One of the classic problems in SCM is inventory levels. Companies must balance having sufficient product to deliver to customer requirements, but not too much that will negatively impact cash flow and may lead to obsolescence. SCM concepts that address this issue include just in time (JIT), lead times, and safety stock. JIT means having sufficient product available at the moment it is needed, and no more. To do this well means understanding lead times – how long does it take to procure, produce, and ship product. The shorter the lead times, the easier it is to do JIT. Even if companies do this well, there may still be unforeseen circumstances that cause lead time delays. Because of this, many companies have safety stock. This is an amount of inventory to prevent out of stock situations should lead times be interrupted.

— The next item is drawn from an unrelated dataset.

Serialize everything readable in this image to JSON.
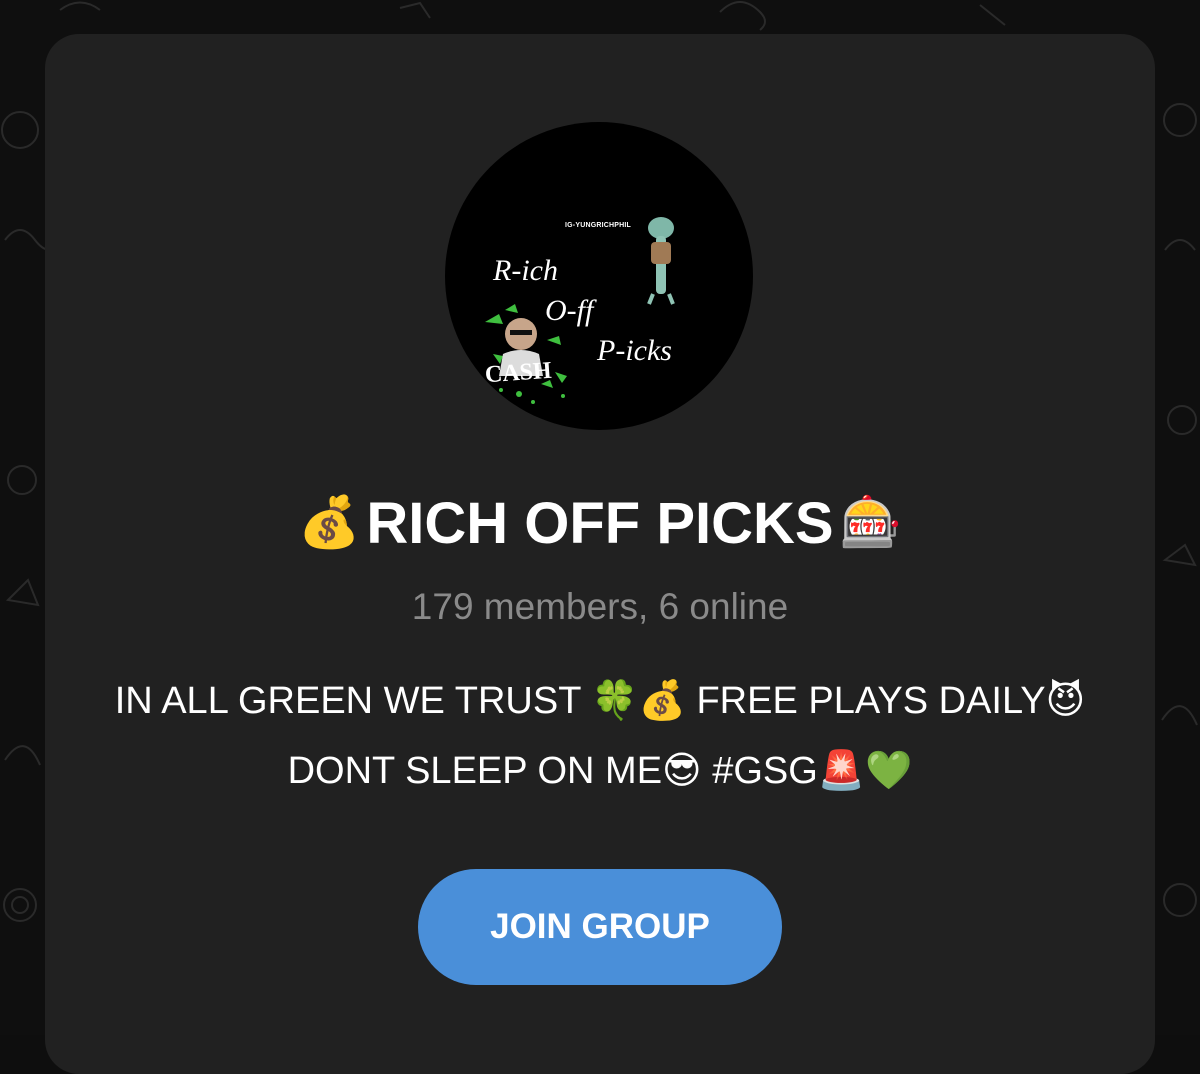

JIT also applies to HCM. Companies want the right talent at the right place at the right time. To do this they must understand the “lead times” for talent – either externally through talent acquisition, or internally through learning and development and succession planning. Understanding these lead times is critical to improving the effectiveness of Strategic Workforce Planning.


Over the years there have been several technologies that have fundamentally improved SCM performance. These include bar codes, RFID, MRP systems, Robotics and automation. Each of these technologies has a direct impact on SCM effectiveness. With HCM Human Resource Information Systems, Applicant Tracking Systems, Learning Management Systems have also helped improve speed and effectiveness. AI promises to impact both areas.

Conclusion – and an important caveat.

This article illustrates opportunities for HCM to improve by taking cues, insights, and inspiration from SCM. The parallels are quite clear. There is one thing that should be kept in mind when considering the extent of the analogy:  products and materials are things, they are inanimate objects. They cannot get annoyed or disgruntled. They do not get happy or sad. People, of course, have brains, emotions, assumptions etc. Because of this, the impact of processes, tools and technologies in SCM will always be more predictable, measurable, and precise than similar tools and processes applied to HCM. 

Need help to hire Supply Chain Talent?

Connect with our supply chain recruiters here at SCM Talent Group to elevate your team’s potential and secure the supply chain leadership talent your organization needs for future success!